# Task brief:
Repeat the following entries verbatim, apart from the pictures.

# Provided data:
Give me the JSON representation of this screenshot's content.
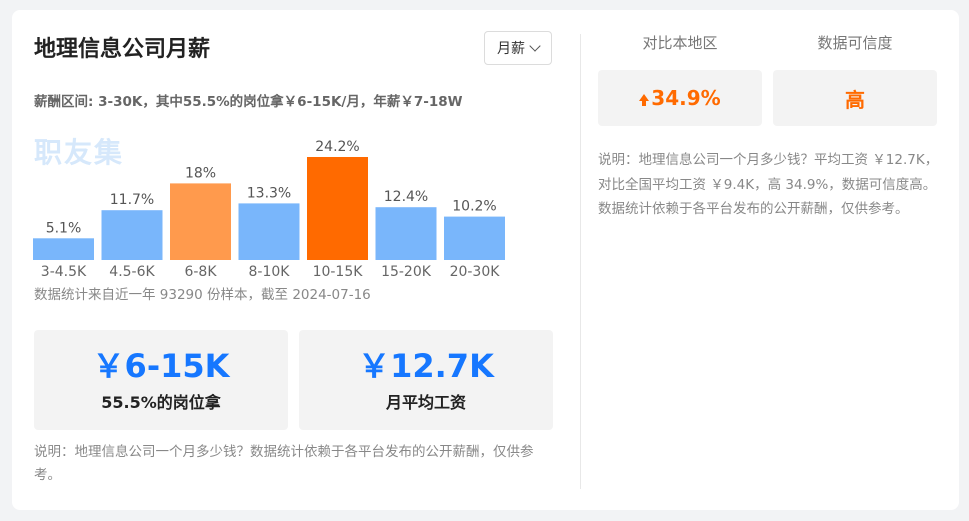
{
  "header": {
    "title": "地理信息公司月薪",
    "period_select": "月薪"
  },
  "summary": {
    "range_text": "薪酬区间: 3-30K，其中55.5%的岗位拿￥6-15K/月，年薪￥7-18W"
  },
  "watermark": "职友集",
  "chart_data": {
    "type": "bar",
    "categories": [
      "3-4.5K",
      "4.5-6K",
      "6-8K",
      "8-10K",
      "10-15K",
      "15-20K",
      "20-30K"
    ],
    "values": [
      5.1,
      11.7,
      18,
      13.3,
      24.2,
      12.4,
      10.2
    ],
    "value_labels": [
      "5.1%",
      "11.7%",
      "18%",
      "13.3%",
      "24.2%",
      "12.4%",
      "10.2%"
    ],
    "ylim": [
      0,
      24.2
    ],
    "grid": false,
    "colors": [
      "#79b6fb",
      "#79b6fb",
      "#ff9a4d",
      "#79b6fb",
      "#ff6a00",
      "#79b6fb",
      "#79b6fb"
    ]
  },
  "source_note": "数据统计来自近一年 93290 份样本，截至 2024-07-16",
  "stats": [
    {
      "value": "￥6-15K",
      "label": "55.5%的岗位拿"
    },
    {
      "value": "￥12.7K",
      "label": "月平均工资"
    }
  ],
  "left_note": "说明：地理信息公司一个月多少钱？数据统计依赖于各平台发布的公开薪酬，仅供参考。",
  "comparison": {
    "local_header": "对比本地区",
    "local_value": "34.9%",
    "credibility_header": "数据可信度",
    "credibility_value": "高",
    "note": "说明：地理信息公司一个月多少钱？平均工资 ￥12.7K，对比全国平均工资 ￥9.4K，高 34.9%，数据可信度高。数据统计依赖于各平台发布的公开薪酬，仅供参考。"
  },
  "colors": {
    "accent_blue": "#1677ff",
    "accent_orange": "#ff6a00",
    "bar_blue": "#79b6fb"
  }
}
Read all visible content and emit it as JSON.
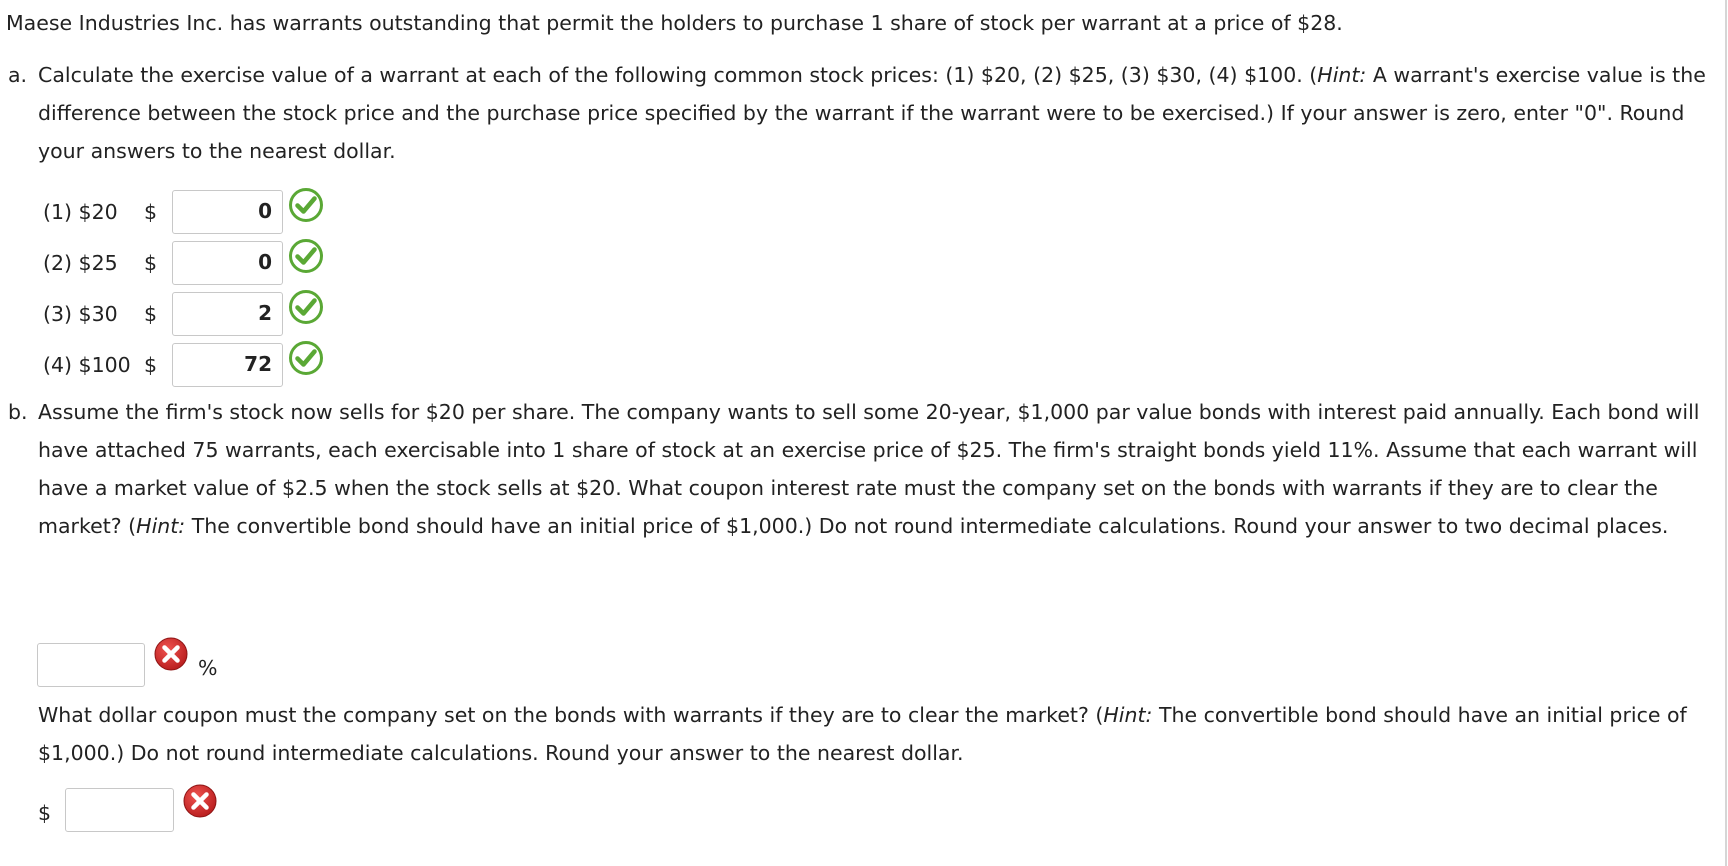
{
  "intro": "Maese Industries Inc. has warrants outstanding that permit the holders to purchase 1 share of stock per warrant at a price of $28.",
  "part_a": {
    "letter": "a.",
    "text_before_hint": "Calculate the exercise value of a warrant at each of the following common stock prices: (1) $20, (2) $25, (3) $30, (4) $100. (",
    "hint_label": "Hint:",
    "text_after_hint": " A warrant's exercise value is the difference between the stock price and the purchase price specified by the warrant if the warrant were to be exercised.) If your answer is zero, enter \"0\". Round your answers to the nearest dollar.",
    "rows": [
      {
        "label": "(1) $20",
        "currency": "$",
        "value": "0",
        "status": "correct"
      },
      {
        "label": "(2) $25",
        "currency": "$",
        "value": "0",
        "status": "correct"
      },
      {
        "label": "(3) $30",
        "currency": "$",
        "value": "2",
        "status": "correct"
      },
      {
        "label": "(4) $100",
        "currency": "$",
        "value": "72",
        "status": "correct"
      }
    ]
  },
  "part_b": {
    "letter": "b.",
    "text_before_hint": "Assume the firm's stock now sells for $20 per share. The company wants to sell some 20-year, $1,000 par value bonds with interest paid annually. Each bond will have attached 75 warrants, each exercisable into 1 share of stock at an exercise price of $25. The firm's straight bonds yield 11%. Assume that each warrant will have a market value of $2.5 when the stock sells at $20. What coupon interest rate must the company set on the bonds with warrants if they are to clear the market? (",
    "hint_label": "Hint:",
    "text_after_hint": " The convertible bond should have an initial price of $1,000.) Do not round intermediate calculations. Round your answer to two decimal places.",
    "rate_input": {
      "value": "",
      "status": "incorrect",
      "unit": "%"
    },
    "followup_before_hint": "What dollar coupon must the company set on the bonds with warrants if they are to clear the market? (",
    "followup_hint_label": "Hint:",
    "followup_after_hint": " The convertible bond should have an initial price of $1,000.) Do not round intermediate calculations. Round your answer to the nearest dollar.",
    "coupon_input": {
      "currency": "$",
      "value": "",
      "status": "incorrect"
    }
  },
  "colors": {
    "correct": "#5aa835",
    "incorrect": "#c62828",
    "border": "#c8c8c8"
  },
  "icons": {
    "correct": "check-circle-icon",
    "incorrect": "x-circle-icon"
  }
}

# Solution to this problem:
Give me the JSON representation of this screenshot's content.
{
  "header": {
    "title": "地理信息公司月薪",
    "period_select": "月薪"
  },
  "summary": {
    "range_text": "薪酬区间: 3-30K，其中55.5%的岗位拿￥6-15K/月，年薪￥7-18W"
  },
  "watermark": "职友集",
  "chart_data": {
    "type": "bar",
    "categories": [
      "3-4.5K",
      "4.5-6K",
      "6-8K",
      "8-10K",
      "10-15K",
      "15-20K",
      "20-30K"
    ],
    "values": [
      5.1,
      11.7,
      18,
      13.3,
      24.2,
      12.4,
      10.2
    ],
    "value_labels": [
      "5.1%",
      "11.7%",
      "18%",
      "13.3%",
      "24.2%",
      "12.4%",
      "10.2%"
    ],
    "ylim": [
      0,
      24.2
    ],
    "grid": false,
    "colors": [
      "#79b6fb",
      "#79b6fb",
      "#ff9a4d",
      "#79b6fb",
      "#ff6a00",
      "#79b6fb",
      "#79b6fb"
    ]
  },
  "source_note": "数据统计来自近一年 93290 份样本，截至 2024-07-16",
  "stats": [
    {
      "value": "￥6-15K",
      "label": "55.5%的岗位拿"
    },
    {
      "value": "￥12.7K",
      "label": "月平均工资"
    }
  ],
  "left_note": "说明：地理信息公司一个月多少钱？数据统计依赖于各平台发布的公开薪酬，仅供参考。",
  "comparison": {
    "local_header": "对比本地区",
    "local_value": "34.9%",
    "credibility_header": "数据可信度",
    "credibility_value": "高",
    "note": "说明：地理信息公司一个月多少钱？平均工资 ￥12.7K，对比全国平均工资 ￥9.4K，高 34.9%，数据可信度高。数据统计依赖于各平台发布的公开薪酬，仅供参考。"
  },
  "colors": {
    "accent_blue": "#1677ff",
    "accent_orange": "#ff6a00",
    "bar_blue": "#79b6fb"
  }
}
Read all visible content and emit it as JSON.
{
  "intro": "Maese Industries Inc. has warrants outstanding that permit the holders to purchase 1 share of stock per warrant at a price of $28.",
  "part_a": {
    "letter": "a.",
    "text_before_hint": "Calculate the exercise value of a warrant at each of the following common stock prices: (1) $20, (2) $25, (3) $30, (4) $100. (",
    "hint_label": "Hint:",
    "text_after_hint": " A warrant's exercise value is the difference between the stock price and the purchase price specified by the warrant if the warrant were to be exercised.) If your answer is zero, enter \"0\". Round your answers to the nearest dollar.",
    "rows": [
      {
        "label": "(1) $20",
        "currency": "$",
        "value": "0",
        "status": "correct"
      },
      {
        "label": "(2) $25",
        "currency": "$",
        "value": "0",
        "status": "correct"
      },
      {
        "label": "(3) $30",
        "currency": "$",
        "value": "2",
        "status": "correct"
      },
      {
        "label": "(4) $100",
        "currency": "$",
        "value": "72",
        "status": "correct"
      }
    ]
  },
  "part_b": {
    "letter": "b.",
    "text_before_hint": "Assume the firm's stock now sells for $20 per share. The company wants to sell some 20-year, $1,000 par value bonds with interest paid annually. Each bond will have attached 75 warrants, each exercisable into 1 share of stock at an exercise price of $25. The firm's straight bonds yield 11%. Assume that each warrant will have a market value of $2.5 when the stock sells at $20. What coupon interest rate must the company set on the bonds with warrants if they are to clear the market? (",
    "hint_label": "Hint:",
    "text_after_hint": " The convertible bond should have an initial price of $1,000.) Do not round intermediate calculations. Round your answer to two decimal places.",
    "rate_input": {
      "value": "",
      "status": "incorrect",
      "unit": "%"
    },
    "followup_before_hint": "What dollar coupon must the company set on the bonds with warrants if they are to clear the market? (",
    "followup_hint_label": "Hint:",
    "followup_after_hint": " The convertible bond should have an initial price of $1,000.) Do not round intermediate calculations. Round your answer to the nearest dollar.",
    "coupon_input": {
      "currency": "$",
      "value": "",
      "status": "incorrect"
    }
  },
  "colors": {
    "correct": "#5aa835",
    "incorrect": "#c62828",
    "border": "#c8c8c8"
  },
  "icons": {
    "correct": "check-circle-icon",
    "incorrect": "x-circle-icon"
  }
}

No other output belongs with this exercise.